WHAT YOU NEED TO DO | Every record must be copied exactly, from first line to last.

RECORD SET |
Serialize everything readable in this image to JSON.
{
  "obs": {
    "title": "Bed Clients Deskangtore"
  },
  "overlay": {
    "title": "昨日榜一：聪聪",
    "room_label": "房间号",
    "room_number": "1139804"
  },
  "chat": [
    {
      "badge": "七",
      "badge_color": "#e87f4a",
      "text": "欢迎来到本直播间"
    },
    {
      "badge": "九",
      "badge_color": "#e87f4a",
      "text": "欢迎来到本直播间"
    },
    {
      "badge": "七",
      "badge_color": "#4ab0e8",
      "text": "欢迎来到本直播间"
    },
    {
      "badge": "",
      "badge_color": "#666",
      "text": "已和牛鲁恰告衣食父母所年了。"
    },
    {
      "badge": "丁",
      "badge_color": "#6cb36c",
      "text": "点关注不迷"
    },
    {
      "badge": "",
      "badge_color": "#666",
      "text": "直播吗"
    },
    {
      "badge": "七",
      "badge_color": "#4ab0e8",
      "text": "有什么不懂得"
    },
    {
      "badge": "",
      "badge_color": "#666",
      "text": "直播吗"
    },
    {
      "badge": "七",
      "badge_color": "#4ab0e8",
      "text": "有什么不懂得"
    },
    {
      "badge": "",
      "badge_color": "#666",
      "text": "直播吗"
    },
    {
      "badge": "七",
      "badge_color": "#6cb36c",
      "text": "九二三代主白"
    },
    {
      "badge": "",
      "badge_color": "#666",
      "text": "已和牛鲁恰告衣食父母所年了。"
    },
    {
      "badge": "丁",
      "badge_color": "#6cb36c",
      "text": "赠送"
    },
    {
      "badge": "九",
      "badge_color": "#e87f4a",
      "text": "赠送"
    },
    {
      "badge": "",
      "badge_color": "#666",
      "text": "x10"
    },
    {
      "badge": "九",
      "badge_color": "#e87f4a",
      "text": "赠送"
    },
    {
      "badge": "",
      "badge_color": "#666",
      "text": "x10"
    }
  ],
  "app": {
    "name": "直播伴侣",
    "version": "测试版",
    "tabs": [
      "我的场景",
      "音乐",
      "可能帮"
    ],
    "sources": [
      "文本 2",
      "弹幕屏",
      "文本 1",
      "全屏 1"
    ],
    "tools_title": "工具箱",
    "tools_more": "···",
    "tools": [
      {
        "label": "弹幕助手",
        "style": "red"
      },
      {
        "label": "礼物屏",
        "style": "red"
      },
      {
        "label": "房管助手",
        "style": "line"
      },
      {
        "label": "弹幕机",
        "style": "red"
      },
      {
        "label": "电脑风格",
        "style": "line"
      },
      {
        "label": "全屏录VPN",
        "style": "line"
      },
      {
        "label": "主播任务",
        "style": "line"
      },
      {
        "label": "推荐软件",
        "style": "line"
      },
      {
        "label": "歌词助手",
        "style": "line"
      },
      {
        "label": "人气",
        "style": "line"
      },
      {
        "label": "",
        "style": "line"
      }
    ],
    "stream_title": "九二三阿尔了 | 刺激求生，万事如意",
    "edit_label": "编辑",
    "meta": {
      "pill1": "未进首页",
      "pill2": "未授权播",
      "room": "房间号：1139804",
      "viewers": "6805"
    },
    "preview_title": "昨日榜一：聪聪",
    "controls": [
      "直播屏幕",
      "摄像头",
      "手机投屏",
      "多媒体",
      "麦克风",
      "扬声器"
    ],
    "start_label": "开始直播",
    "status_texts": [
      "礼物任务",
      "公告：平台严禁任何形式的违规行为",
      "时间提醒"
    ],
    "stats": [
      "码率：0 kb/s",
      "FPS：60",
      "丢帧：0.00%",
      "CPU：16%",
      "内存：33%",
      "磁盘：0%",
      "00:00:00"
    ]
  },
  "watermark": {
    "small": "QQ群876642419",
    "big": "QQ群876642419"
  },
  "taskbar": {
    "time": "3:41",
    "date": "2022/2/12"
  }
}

OUTPUT FOR THIS EXERCISE |
Serialize everything readable in this image to JSON.
{
  "obs": {
    "title": "Bed Clients Deskangtore"
  },
  "overlay": {
    "title": "昨日榜一：聪聪",
    "room_label": "房间号",
    "room_number": "1139804"
  },
  "chat": [
    {
      "badge": "七",
      "badge_color": "#e87f4a",
      "text": "欢迎来到本直播间"
    },
    {
      "badge": "九",
      "badge_color": "#e87f4a",
      "text": "欢迎来到本直播间"
    },
    {
      "badge": "七",
      "badge_color": "#4ab0e8",
      "text": "欢迎来到本直播间"
    },
    {
      "badge": "",
      "badge_color": "#666",
      "text": "已和牛鲁恰告衣食父母所年了。"
    },
    {
      "badge": "丁",
      "badge_color": "#6cb36c",
      "text": "点关注不迷"
    },
    {
      "badge": "",
      "badge_color": "#666",
      "text": "直播吗"
    },
    {
      "badge": "七",
      "badge_color": "#4ab0e8",
      "text": "有什么不懂得"
    },
    {
      "badge": "",
      "badge_color": "#666",
      "text": "直播吗"
    },
    {
      "badge": "七",
      "badge_color": "#4ab0e8",
      "text": "有什么不懂得"
    },
    {
      "badge": "",
      "badge_color": "#666",
      "text": "直播吗"
    },
    {
      "badge": "七",
      "badge_color": "#6cb36c",
      "text": "九二三代主白"
    },
    {
      "badge": "",
      "badge_color": "#666",
      "text": "已和牛鲁恰告衣食父母所年了。"
    },
    {
      "badge": "丁",
      "badge_color": "#6cb36c",
      "text": "赠送"
    },
    {
      "badge": "九",
      "badge_color": "#e87f4a",
      "text": "赠送"
    },
    {
      "badge": "",
      "badge_color": "#666",
      "text": "x10"
    },
    {
      "badge": "九",
      "badge_color": "#e87f4a",
      "text": "赠送"
    },
    {
      "badge": "",
      "badge_color": "#666",
      "text": "x10"
    }
  ],
  "app": {
    "name": "直播伴侣",
    "version": "测试版",
    "tabs": [
      "我的场景",
      "音乐",
      "可能帮"
    ],
    "sources": [
      "文本 2",
      "弹幕屏",
      "文本 1",
      "全屏 1"
    ],
    "tools_title": "工具箱",
    "tools_more": "···",
    "tools": [
      {
        "label": "弹幕助手",
        "style": "red"
      },
      {
        "label": "礼物屏",
        "style": "red"
      },
      {
        "label": "房管助手",
        "style": "line"
      },
      {
        "label": "弹幕机",
        "style": "red"
      },
      {
        "label": "电脑风格",
        "style": "line"
      },
      {
        "label": "全屏录VPN",
        "style": "line"
      },
      {
        "label": "主播任务",
        "style": "line"
      },
      {
        "label": "推荐软件",
        "style": "line"
      },
      {
        "label": "歌词助手",
        "style": "line"
      },
      {
        "label": "人气",
        "style": "line"
      },
      {
        "label": "",
        "style": "line"
      }
    ],
    "stream_title": "九二三阿尔了 | 刺激求生，万事如意",
    "edit_label": "编辑",
    "meta": {
      "pill1": "未进首页",
      "pill2": "未授权播",
      "room": "房间号：1139804",
      "viewers": "6805"
    },
    "preview_title": "昨日榜一：聪聪",
    "controls": [
      "直播屏幕",
      "摄像头",
      "手机投屏",
      "多媒体",
      "麦克风",
      "扬声器"
    ],
    "start_label": "开始直播",
    "status_texts": [
      "礼物任务",
      "公告：平台严禁任何形式的违规行为",
      "时间提醒"
    ],
    "stats": [
      "码率：0 kb/s",
      "FPS：60",
      "丢帧：0.00%",
      "CPU：16%",
      "内存：33%",
      "磁盘：0%",
      "00:00:00"
    ]
  },
  "watermark": {
    "small": "QQ群876642419",
    "big": "QQ群876642419"
  },
  "taskbar": {
    "time": "3:41",
    "date": "2022/2/12"
  }
}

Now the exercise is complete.